CIRS Blog about Rural California
By Anna Challet
The safety net for uninsured Californians is full of holes – and those holes are much bigger for the state’s undocumented people.
That’s one of the main findings of a new study by the statewide health care advocacy coalition Health Access. The organization’s executive director Anthony Wright says the "uneven safety net" puts the state’s remaining uninsured in a position to “live sicker, die younger, and be one emergency away from financial ruin.”
“Counties should maintain strong safety nets for the remaining uninsured, through the county-led programs that provide primary and preventative care,” Wright said on a press call. “Counties that do not serve the undocumented should reconsider this policy, and focus their indigent care programs on the remaining uninsured population that actually has the most need for a safety net.”
Over a year into the full implementation of the Affordable Care Act, some 3 million Californians still lack health insurance. For many, that’s because coverage is still unaffordable. And almost half of the 3 million are undocumented, and thus shut out from federal health programs.
By Daniel Weintraub
California is a land of health extremes, and to see what that means, you need only travel a few miles from the state Capitol.
Placer and Yuba counties border each other about a half hour’s drive north of downtown Sacramento. Both places are largely rural. But the similarities end there.
Placer’s residents are, on average, much healthier than their neighbors across the county line. A person living in Yuba County is much more likely to suffer from chronic disease and die at an early age than someone living in Placer. In fact, Placer’s residents are among the healthiest in California, while Yuba’s are among the sickest by many measures.
The easiest explanation for the difference is wealth. Health and wealth are connected, here and almost everywhere in California and across the country. No one is sure exactly why they go together, but the answer is more complicated than the fact that people with higher incomes also tend to have better access to medical care. Even when access to care is the same, health disparities remain, because a large share of a person’s health is determined by things outside a doctor’s office or hospital room.
By Lynn Graebner
Counties all over California are cheering the state’s decision to expand Medi-Cal to more than 1.4 million low-income adults – and bracing for the $1.3 billion the state expects to take away from county health services over the next four years.
Counties should see savings on January 1, 2014, when Medi-Cal expands to include childless adults under the age of 65 with incomes less than 138 percent of the federal poverty level or $15,856 for an individual annually. The federal government will pay 100 percent of the costs for new enrollees from 2014-2016 and 90 percent in 2020 and beyond.
“On paper, you’d think there would be savings,” said David Luchini, Assistant Director of the Fresno County Department of Public Health. But the UCLA Center for Health Policy Research predicted in a Sept. 12, 2012 report that three to four million Californians would remain uninsured in 2019. Counties say it is way too early to count on savings from the ACA and to chop away at county health care safety nets.
By Leslie Griffy

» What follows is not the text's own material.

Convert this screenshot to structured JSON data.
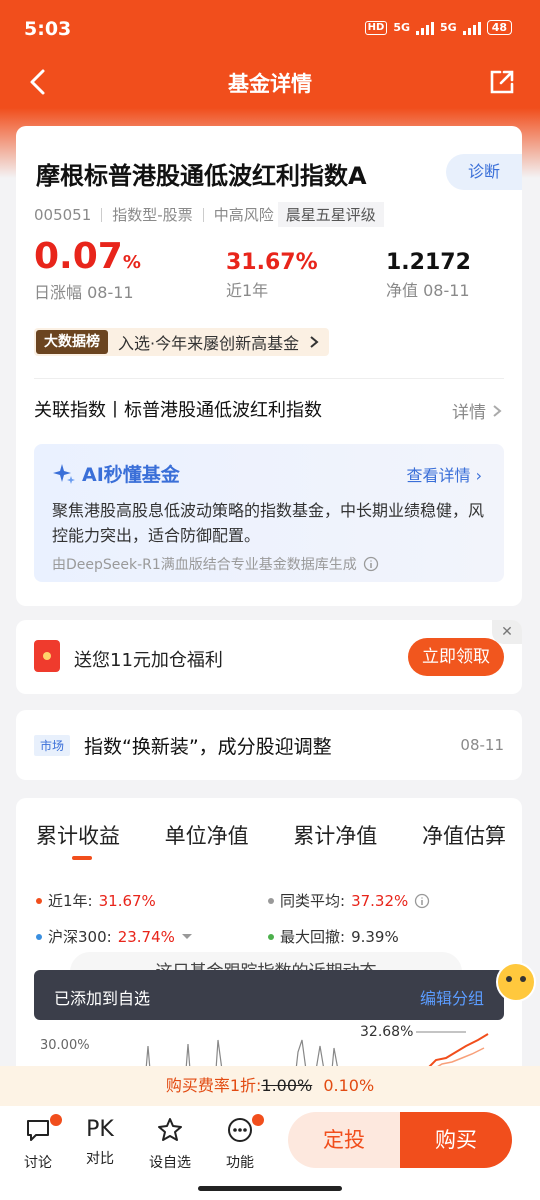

Agricultural businesses and the insurance companies that serve them are scrambling to prepare for the changes that health care reform will bring over the next few years.
Many smaller farmers struggle with the details of the Affordable Care Act, such as how to count seasonal farmworkers to determine who they must insure. Employers of more than 50 will face fines if they don’t insure eligible workers.
Meanwhile, three of California’s agricultural-focused health insurance providers required waivers from ACA rules to continue operation. Those waivers expire next year.
“There is a lot of confusion,” said Norm Groot, president of Monterey County Farm Bureau. “I think everyone is really put off with the amount of complexity, particularly for agriculture.”
By Leah Bartos
With all Americans required to enroll in health insurance under the Affordable Care Act, will the existing safety net clinics become a thing of the past?
For generations, grassroots-style community clinics have worked to fill the coverage gap. Their mandate: to treat any patient who walks in the door, regardless of ability to pay.
But by January of next year, all those patients should have health insurance. In theory.
Despite the requirement — and penalty fee for noncompliance — a projected 3 to 4 million Californians will remain uninsured through 2019, according to a UC Berkeley Labor Center study. Of the remaining uninsured, the report projects that nearly 40 percent still won’t be able to afford coverage, and that three-fourths will be U.S. citizens or lawfully present immigrants. More than half will include households with incomes at or below 200 percent of the federal poverty level.
For many, California’s safety net clinics will continue to be their best — or only — option for care.